My first reaction was total rejection. Are they crazy? Have they driven in New York, with half the drivers distracted by cellphones and the other half trying to jam as many fares into each hour as humanly possible? When it comes to driving, I'm definitely a "stay within the lines" kind of guy, paying more attention to posted speed limits than apparently any other driver in the Northeast, so this kind of suggestion was guaranteed to raise my hackles.
Later, as I was driving back from a meeting I gave it more thought and concluded that this notion just might be bizarre and counter-intuitive enough to work. Clearly it has some serious research behind it; no one would suggest something like this without doing a lot of homework, because my first reaction would be the norm.
So why is it relevant to the theme of this blog? Well, consider the amount of fuel wasted by cars idling at traffic signals, or stuck in stop-and-go traffic, with endless cycles of acceleration and braking. I don't have good figures on it, but it is probably not trivial. In fact, it is one of the main reasons that hybrid cars are more efficient than conventional autos. By turning off the engine at stoplights and recycling some of the energy lost in braking, hybrids use less fuel than other cars and typically get better fuel economy in city driving than on the highway, where these effects are less important.
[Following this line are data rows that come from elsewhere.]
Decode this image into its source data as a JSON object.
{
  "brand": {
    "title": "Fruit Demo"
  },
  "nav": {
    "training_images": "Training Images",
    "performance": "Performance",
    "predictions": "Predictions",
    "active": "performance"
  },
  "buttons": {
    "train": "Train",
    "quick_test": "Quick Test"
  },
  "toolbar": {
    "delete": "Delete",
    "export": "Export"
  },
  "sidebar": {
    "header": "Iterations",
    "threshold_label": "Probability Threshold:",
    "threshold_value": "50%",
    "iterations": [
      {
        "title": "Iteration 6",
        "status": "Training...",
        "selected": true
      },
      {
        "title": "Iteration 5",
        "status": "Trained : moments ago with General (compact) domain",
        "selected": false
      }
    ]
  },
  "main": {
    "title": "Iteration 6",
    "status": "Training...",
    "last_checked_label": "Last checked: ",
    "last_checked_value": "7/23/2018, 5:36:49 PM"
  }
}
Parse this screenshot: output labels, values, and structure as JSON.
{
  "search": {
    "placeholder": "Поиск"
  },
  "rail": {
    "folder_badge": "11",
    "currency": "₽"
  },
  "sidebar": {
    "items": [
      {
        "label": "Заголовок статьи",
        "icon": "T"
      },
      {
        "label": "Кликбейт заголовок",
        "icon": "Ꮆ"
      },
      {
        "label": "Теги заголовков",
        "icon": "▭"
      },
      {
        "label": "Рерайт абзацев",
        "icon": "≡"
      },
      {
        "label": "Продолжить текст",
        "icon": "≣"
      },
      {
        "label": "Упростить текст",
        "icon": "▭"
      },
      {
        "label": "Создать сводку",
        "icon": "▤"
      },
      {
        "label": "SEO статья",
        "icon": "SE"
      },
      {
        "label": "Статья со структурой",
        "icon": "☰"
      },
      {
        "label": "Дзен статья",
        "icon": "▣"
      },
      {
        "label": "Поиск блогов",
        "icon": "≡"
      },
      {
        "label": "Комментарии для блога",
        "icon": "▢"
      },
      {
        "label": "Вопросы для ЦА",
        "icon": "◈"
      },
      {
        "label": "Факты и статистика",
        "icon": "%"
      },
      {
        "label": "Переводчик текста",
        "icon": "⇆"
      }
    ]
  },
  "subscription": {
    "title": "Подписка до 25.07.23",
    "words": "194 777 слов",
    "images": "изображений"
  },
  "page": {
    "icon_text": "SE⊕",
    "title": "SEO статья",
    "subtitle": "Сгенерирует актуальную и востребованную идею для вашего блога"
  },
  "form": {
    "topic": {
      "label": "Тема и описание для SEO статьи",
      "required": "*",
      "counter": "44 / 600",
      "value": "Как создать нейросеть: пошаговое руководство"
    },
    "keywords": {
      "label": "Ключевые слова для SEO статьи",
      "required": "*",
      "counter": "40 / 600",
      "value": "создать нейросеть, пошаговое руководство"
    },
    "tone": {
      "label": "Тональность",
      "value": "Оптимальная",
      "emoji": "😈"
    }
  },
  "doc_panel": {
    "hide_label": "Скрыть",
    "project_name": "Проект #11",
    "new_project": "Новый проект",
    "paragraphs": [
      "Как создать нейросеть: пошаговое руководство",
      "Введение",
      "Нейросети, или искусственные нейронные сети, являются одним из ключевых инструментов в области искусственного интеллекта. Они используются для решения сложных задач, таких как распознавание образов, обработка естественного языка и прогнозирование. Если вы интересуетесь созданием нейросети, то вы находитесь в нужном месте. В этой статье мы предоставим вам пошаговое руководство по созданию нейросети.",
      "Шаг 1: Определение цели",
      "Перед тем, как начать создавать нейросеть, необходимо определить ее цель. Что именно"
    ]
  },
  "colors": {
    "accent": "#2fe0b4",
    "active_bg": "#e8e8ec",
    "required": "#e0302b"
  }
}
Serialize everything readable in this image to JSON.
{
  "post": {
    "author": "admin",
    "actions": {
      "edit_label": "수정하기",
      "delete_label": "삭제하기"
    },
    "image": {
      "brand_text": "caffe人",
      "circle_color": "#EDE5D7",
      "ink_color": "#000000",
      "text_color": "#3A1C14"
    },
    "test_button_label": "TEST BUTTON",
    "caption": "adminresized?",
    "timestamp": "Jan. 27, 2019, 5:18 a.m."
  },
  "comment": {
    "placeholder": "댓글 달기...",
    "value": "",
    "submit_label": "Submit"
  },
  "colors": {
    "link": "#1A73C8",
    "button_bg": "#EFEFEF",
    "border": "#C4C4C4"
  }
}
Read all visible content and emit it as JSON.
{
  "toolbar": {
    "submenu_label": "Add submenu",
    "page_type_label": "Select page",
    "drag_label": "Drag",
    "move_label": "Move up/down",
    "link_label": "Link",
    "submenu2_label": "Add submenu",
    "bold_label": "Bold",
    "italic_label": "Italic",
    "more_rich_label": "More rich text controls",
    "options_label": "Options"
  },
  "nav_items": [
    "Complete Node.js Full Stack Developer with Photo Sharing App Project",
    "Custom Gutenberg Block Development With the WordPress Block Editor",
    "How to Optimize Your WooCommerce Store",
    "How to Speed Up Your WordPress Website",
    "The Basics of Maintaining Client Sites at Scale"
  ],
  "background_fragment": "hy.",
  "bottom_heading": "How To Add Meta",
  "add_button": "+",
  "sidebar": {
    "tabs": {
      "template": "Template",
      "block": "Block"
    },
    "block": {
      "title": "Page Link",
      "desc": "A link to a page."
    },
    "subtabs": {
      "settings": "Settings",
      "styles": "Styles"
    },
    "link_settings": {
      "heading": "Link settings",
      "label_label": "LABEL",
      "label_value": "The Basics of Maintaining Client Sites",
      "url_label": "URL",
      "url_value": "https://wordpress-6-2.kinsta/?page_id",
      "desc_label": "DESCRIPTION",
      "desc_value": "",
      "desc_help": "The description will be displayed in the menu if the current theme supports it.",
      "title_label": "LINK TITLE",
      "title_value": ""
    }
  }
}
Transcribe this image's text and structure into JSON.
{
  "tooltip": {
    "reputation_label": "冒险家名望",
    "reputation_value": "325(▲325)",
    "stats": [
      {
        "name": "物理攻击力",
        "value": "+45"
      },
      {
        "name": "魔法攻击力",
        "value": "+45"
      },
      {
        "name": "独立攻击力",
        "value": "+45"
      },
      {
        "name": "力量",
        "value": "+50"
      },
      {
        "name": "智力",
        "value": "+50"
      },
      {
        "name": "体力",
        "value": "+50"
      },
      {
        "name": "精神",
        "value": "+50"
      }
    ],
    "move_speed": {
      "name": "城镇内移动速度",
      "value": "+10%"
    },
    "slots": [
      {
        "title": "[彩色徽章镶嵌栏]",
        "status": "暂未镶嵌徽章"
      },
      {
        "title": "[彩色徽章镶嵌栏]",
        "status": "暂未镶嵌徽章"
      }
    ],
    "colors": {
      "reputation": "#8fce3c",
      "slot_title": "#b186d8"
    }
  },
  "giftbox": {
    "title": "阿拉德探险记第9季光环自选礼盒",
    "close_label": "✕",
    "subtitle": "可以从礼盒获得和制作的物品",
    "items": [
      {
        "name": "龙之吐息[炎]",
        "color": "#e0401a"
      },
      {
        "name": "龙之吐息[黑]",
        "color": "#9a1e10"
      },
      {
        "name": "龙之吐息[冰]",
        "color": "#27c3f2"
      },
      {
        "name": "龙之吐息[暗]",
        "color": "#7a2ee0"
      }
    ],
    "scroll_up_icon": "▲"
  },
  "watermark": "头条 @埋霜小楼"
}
Even the so-called "mild hybrids" that will soon appear in the market, lacking the battery storage of conventional hybrids but also starting and stopping the engine seamlessly at intersections, rely on the fundamental assumption that traffic will look like it always has. But what if it doesn't?
If, as the article suggests, the new traffic pattern is one of somewhat slower progress between intersections, but less impeded flow through them and minimal complete stops, the whole idea of a hybrid or mild hybrid car would have to be reexamined. Clearly these reforms face an uphill battle in developed countries with established traffic patterns, but their major impact could be in the developing world. What if China continues on this path and others follow? A lot of assumptions about the shape of the future automobile might have to change as a result. Food for thought on a long weekend.